It’s October 3 when Carruthers & Davies are being dragged down the Kiel Canal, and the weather is decidedly autumnal. I’m not so sure, though, that the plains of Holstein would have been ‘monotonous’. From what I can gather they would have been full of life, with abundant apple & pear orchards, and *loads* of animals in the fields – notably cows and horses.
The cows would have been Holsteins, the classic black and white milkers that we in Britain would probably call Frisians. They became so popular in America at this time that President Taft kept one as a pet at the White House. She was call Pauline Wayne.
The horses would have been Holsteiners, animals that would have been pulling along Lloyd’s Inselbahn in 1898. Holsteiners these days are the preferred breed of choice for German showjumpers. They’re so iconic within the region that you’ll find statues of them in several local towns. Probably the most famous one of all is Meteor, a horse that competed in three Olympics, and which is commemorated with a very well-known statue in Kiel. I’m hoping we’ll get to see it when we undertake the Adventure in the autumn.
As well as thousands of large and impressive land animals, let’s not forget how many birds would have been flying about by the canal – ducks (for shooting obvs) and gazillions of gulls. Why is Childers so uninterested in animals – except for killing and eating? This book is well-known for its excellent description of the Baltic and Frisian seascapes, but they’re seascapes devoid of birds, fish or any kind of wildlife.
In particular, when they finally get to the Sands, how on earth do Carruthers and Davies manage to ignore the seals?!
At every low tide, an army of seals would have competed for the top spots on the sands for basking and generally stinking up the place. There would have been millions of them. And yet somehow our heroes fail to come across a single one as they trog along the channels with their compasses and charts, or yomp off to the stores on the islands. They never bump into a seal hunter, either, which is just as extraordinary, given the vast numbers of seals that were being shot, netted and clubbed at the time.

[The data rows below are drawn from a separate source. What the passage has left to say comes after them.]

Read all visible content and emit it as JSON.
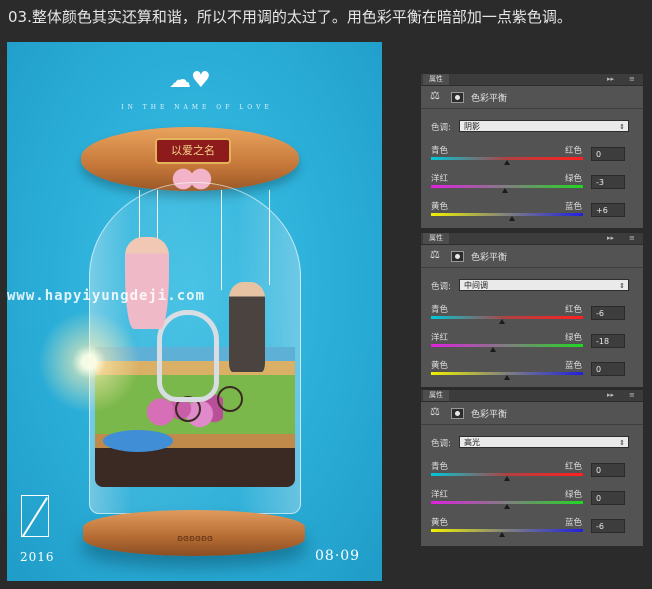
{
  "heading": "03.整体颜色其实还算和谐，所以不用调的太过了。用色彩平衡在暗部加一点紫色调。",
  "poster": {
    "arc_text": "IN THE NAME OF LOVE",
    "plaque_text": "以爱之名",
    "watermark": "www.hapyiyungdeji.com",
    "year": "2016",
    "date": "08·09",
    "base_logo": "ʚɞʚɞʚɞ"
  },
  "panels": [
    {
      "tab_label": "属性",
      "title": "色彩平衡",
      "tone_label": "色调:",
      "tone_value": "阴影",
      "sliders": [
        {
          "left": "青色",
          "right": "红色",
          "value": "0",
          "level": 0
        },
        {
          "left": "洋红",
          "right": "绿色",
          "value": "-3",
          "level": -3
        },
        {
          "left": "黄色",
          "right": "蓝色",
          "value": "+6",
          "level": 6
        }
      ]
    },
    {
      "tab_label": "属性",
      "title": "色彩平衡",
      "tone_label": "色调:",
      "tone_value": "中间调",
      "sliders": [
        {
          "left": "青色",
          "right": "红色",
          "value": "-6",
          "level": -6
        },
        {
          "left": "洋红",
          "right": "绿色",
          "value": "-18",
          "level": -18
        },
        {
          "left": "黄色",
          "right": "蓝色",
          "value": "0",
          "level": 0
        }
      ]
    },
    {
      "tab_label": "属性",
      "title": "色彩平衡",
      "tone_label": "色调:",
      "tone_value": "高光",
      "sliders": [
        {
          "left": "青色",
          "right": "红色",
          "value": "0",
          "level": 0
        },
        {
          "left": "洋红",
          "right": "绿色",
          "value": "0",
          "level": 0
        },
        {
          "left": "黄色",
          "right": "蓝色",
          "value": "-6",
          "level": -6
        }
      ]
    }
  ],
  "icons": {
    "panel_icon": "balance-scale-icon",
    "mask_icon": "layer-mask-icon"
  }
}
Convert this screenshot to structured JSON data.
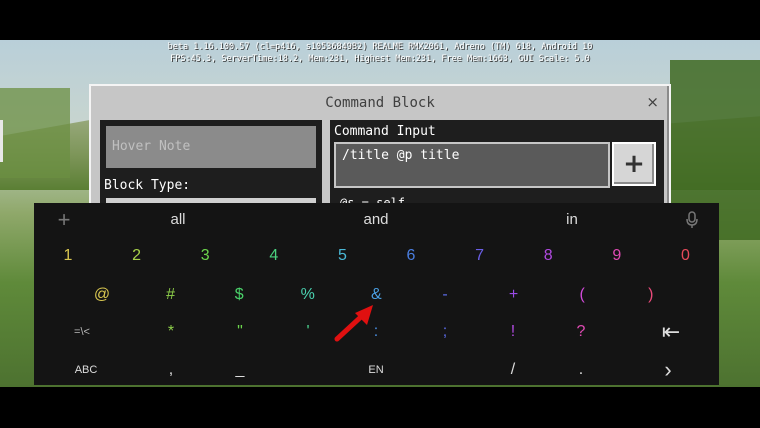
{
  "debug": {
    "line1": "beta 1.16.100.57 (cl=p416, s10536849B2) REALME RMX2061, Adreno (TM) 618, Android 10",
    "line2": "FPS:45.3, ServerTime:18.2, Mem:231, Highest Mem:231, Free Mem:1663, GUI Scale: 5.0"
  },
  "dialog": {
    "title": "Command Block",
    "close_symbol": "×",
    "hover_note_placeholder": "Hover Note",
    "block_type_label": "Block Type:",
    "command_input_label": "Command Input",
    "command_value": "/title @p title",
    "add_button_symbol": "+",
    "selector_hint": "@s = self"
  },
  "keyboard": {
    "top_bar": {
      "plus": "+",
      "suggestions": [
        "all",
        "and",
        "in"
      ],
      "mic_icon": "microphone-icon"
    },
    "digits": [
      {
        "label": "1",
        "color": "#d8c650"
      },
      {
        "label": "2",
        "color": "#a8d24a"
      },
      {
        "label": "3",
        "color": "#6cd64c"
      },
      {
        "label": "4",
        "color": "#4ad27e"
      },
      {
        "label": "5",
        "color": "#4ab8d6"
      },
      {
        "label": "6",
        "color": "#4a7ee0"
      },
      {
        "label": "7",
        "color": "#6a5ee6"
      },
      {
        "label": "8",
        "color": "#b04ae0"
      },
      {
        "label": "9",
        "color": "#e04ab4"
      },
      {
        "label": "0",
        "color": "#e84a5a"
      }
    ],
    "symbols": [
      {
        "label": "@",
        "color": "#d8c650"
      },
      {
        "label": "#",
        "color": "#8ed04a"
      },
      {
        "label": "$",
        "color": "#4ad26a"
      },
      {
        "label": "%",
        "color": "#4ad2b0"
      },
      {
        "label": "&",
        "color": "#4a9ee0"
      },
      {
        "label": "-",
        "color": "#5a6ae6"
      },
      {
        "label": "+",
        "color": "#9a4ae6"
      },
      {
        "label": "(",
        "color": "#d04ad8"
      },
      {
        "label": ")",
        "color": "#e84a7a"
      }
    ],
    "row3": {
      "toggle": "=\\<",
      "keys": [
        {
          "label": "*",
          "color": "#8ed04a"
        },
        {
          "label": "\"",
          "color": "#6cd64c"
        },
        {
          "label": "'",
          "color": "#4ad28e"
        },
        {
          "label": ":",
          "color": "#4a8ee0"
        },
        {
          "label": ";",
          "color": "#5a6ae6"
        },
        {
          "label": "!",
          "color": "#b04ae0"
        },
        {
          "label": "?",
          "color": "#e04ab4"
        }
      ],
      "backspace": "⇤"
    },
    "bottom": {
      "abc": "ABC",
      "comma": ",",
      "underscore": "_",
      "space_label": "EN",
      "slash": "/",
      "period": ".",
      "next": "›"
    }
  }
}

We just have to conclude that Childers wasn’t interested in wildlife – at all. Or perhaps the seals were just too noisy and smelly to be included in a moody, atmospheric book about small-boat sailing and geopolitical intrigue.